In the lines below, look for "Minuten". Copy each line where it appears.
*** Block opens ***
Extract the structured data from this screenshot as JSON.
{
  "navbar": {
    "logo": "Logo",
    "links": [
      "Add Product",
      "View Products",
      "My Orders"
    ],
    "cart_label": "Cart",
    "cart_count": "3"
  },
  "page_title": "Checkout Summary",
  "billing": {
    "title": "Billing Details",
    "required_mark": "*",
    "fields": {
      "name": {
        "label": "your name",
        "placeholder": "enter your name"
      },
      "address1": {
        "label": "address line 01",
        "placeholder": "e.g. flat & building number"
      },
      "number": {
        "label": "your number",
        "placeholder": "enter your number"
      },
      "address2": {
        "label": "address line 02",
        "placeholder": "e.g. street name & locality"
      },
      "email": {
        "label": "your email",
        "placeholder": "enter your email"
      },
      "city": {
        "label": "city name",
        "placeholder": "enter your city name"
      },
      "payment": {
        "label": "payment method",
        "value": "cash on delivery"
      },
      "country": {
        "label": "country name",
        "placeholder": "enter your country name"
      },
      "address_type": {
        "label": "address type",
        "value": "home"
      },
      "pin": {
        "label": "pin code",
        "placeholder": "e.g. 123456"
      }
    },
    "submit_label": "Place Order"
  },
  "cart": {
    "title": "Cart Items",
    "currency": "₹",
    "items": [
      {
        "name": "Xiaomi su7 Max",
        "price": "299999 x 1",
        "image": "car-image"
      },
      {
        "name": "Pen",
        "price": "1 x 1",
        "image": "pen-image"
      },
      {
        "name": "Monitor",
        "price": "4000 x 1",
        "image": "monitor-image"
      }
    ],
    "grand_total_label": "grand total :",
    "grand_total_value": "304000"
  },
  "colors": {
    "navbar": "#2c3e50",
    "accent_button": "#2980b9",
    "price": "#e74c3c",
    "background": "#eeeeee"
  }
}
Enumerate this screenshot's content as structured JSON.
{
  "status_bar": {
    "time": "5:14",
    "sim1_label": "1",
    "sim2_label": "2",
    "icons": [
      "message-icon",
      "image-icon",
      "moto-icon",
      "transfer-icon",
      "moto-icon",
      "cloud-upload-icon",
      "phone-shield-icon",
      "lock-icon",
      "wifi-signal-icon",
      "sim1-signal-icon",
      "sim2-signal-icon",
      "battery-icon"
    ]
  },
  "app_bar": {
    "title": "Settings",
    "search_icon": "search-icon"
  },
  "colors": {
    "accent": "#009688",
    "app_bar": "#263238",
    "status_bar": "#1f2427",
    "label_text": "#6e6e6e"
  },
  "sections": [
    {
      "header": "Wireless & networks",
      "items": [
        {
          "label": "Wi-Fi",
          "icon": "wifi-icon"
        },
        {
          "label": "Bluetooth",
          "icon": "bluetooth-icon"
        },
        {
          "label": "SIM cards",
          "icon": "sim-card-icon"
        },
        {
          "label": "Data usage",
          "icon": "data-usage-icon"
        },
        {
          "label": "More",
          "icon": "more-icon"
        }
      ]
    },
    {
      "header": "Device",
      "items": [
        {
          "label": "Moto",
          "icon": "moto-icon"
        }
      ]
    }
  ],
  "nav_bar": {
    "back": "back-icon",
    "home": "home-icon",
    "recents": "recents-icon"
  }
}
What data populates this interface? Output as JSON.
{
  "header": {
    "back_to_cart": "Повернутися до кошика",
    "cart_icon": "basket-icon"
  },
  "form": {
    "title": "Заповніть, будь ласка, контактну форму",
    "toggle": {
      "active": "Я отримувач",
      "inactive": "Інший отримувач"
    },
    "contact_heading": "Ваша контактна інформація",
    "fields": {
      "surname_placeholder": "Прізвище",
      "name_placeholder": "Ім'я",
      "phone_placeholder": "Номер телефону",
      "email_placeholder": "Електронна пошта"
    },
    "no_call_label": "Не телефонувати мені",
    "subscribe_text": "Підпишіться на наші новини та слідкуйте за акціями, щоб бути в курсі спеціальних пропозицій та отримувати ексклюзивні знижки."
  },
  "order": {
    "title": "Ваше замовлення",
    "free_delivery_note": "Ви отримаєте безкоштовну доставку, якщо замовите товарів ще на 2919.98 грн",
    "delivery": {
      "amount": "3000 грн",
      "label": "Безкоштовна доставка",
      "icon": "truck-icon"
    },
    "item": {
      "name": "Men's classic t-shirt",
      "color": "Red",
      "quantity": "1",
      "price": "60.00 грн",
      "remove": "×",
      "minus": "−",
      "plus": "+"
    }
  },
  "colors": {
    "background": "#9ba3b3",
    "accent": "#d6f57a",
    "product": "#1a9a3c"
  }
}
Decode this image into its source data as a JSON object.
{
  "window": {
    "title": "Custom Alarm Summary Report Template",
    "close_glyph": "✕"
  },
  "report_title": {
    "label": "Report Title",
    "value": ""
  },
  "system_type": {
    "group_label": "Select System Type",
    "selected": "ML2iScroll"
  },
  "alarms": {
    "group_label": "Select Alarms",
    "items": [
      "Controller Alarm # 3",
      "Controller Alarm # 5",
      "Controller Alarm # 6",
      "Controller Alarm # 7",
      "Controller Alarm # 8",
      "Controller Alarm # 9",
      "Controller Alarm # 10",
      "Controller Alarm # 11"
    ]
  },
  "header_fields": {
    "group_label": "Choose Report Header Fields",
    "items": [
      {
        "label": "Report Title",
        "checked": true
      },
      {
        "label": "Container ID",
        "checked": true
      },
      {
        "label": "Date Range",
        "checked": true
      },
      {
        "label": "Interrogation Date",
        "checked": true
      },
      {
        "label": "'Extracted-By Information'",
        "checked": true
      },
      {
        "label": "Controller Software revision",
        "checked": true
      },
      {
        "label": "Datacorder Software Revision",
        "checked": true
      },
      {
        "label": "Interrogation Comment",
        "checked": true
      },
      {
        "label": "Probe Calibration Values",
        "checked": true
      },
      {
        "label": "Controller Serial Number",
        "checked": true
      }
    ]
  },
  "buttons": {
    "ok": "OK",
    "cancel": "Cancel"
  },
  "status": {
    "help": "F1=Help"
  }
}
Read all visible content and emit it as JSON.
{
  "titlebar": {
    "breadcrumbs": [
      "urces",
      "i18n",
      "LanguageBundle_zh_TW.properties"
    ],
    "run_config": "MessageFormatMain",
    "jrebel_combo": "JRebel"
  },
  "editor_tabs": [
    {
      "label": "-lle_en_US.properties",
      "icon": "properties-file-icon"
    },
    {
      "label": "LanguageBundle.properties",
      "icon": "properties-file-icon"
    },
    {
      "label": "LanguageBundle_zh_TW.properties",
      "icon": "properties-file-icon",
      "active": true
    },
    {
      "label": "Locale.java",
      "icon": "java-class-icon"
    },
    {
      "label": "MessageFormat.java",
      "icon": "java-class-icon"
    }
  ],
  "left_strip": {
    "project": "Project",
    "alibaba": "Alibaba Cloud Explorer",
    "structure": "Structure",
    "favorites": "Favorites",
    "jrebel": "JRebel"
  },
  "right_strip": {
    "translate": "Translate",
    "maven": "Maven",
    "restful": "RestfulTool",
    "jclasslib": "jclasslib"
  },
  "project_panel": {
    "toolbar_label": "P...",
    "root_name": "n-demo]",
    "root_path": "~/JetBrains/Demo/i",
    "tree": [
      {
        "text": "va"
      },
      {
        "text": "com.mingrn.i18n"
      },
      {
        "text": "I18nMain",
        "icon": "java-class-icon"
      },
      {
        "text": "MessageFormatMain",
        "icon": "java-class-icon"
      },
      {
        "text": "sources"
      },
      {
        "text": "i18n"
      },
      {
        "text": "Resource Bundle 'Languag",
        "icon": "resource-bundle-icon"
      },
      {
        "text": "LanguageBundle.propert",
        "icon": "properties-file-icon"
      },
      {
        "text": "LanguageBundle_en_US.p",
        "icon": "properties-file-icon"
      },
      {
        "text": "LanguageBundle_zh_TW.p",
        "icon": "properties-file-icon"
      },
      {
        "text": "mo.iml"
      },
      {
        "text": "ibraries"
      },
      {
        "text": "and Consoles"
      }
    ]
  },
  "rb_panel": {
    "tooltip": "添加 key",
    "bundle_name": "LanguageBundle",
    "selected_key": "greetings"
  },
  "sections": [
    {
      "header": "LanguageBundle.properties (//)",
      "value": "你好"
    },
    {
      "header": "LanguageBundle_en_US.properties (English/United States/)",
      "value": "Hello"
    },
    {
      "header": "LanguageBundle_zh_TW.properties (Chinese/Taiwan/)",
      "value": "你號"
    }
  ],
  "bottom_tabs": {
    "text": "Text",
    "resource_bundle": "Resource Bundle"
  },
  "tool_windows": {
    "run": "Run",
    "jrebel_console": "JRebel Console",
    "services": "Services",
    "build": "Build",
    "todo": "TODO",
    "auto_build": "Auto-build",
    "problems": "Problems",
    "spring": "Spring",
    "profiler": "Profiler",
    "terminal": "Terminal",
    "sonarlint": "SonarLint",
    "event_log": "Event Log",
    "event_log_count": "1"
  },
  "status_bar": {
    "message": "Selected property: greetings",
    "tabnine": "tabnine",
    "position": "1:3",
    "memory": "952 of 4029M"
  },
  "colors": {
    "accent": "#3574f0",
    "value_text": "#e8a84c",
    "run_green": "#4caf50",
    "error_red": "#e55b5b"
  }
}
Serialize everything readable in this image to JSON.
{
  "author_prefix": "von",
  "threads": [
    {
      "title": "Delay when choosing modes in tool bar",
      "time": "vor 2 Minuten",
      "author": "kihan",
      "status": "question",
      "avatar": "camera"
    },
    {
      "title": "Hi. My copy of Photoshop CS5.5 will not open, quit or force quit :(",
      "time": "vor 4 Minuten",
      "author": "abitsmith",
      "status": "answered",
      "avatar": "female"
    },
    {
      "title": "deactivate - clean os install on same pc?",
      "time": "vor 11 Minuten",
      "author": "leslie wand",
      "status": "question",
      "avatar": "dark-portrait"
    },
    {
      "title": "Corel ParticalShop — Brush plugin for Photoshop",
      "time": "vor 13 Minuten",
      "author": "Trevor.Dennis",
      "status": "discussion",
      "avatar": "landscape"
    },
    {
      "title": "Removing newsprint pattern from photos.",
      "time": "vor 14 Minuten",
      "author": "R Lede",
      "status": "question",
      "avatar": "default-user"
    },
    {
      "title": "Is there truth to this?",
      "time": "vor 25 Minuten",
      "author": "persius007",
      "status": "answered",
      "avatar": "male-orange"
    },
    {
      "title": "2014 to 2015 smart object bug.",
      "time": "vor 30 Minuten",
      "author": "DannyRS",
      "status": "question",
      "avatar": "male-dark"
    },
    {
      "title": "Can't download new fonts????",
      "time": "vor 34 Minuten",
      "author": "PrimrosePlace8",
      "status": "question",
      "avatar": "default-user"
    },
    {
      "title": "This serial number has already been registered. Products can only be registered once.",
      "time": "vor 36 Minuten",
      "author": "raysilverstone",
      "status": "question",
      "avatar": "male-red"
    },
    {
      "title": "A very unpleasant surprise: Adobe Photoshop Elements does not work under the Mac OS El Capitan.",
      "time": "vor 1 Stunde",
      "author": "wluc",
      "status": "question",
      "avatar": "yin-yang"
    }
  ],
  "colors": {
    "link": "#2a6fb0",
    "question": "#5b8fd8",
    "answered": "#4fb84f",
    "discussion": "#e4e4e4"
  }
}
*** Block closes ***
Answer for the task>
      "time": "vor 2 Minuten",
      "time": "vor 4 Minuten",
      "time": "vor 11 Minuten",
      "time": "vor 13 Minuten",
      "time": "vor 14 Minuten",
      "time": "vor 25 Minuten",
      "time": "vor 30 Minuten",
      "time": "vor 34 Minuten",
      "time": "vor 36 Minuten",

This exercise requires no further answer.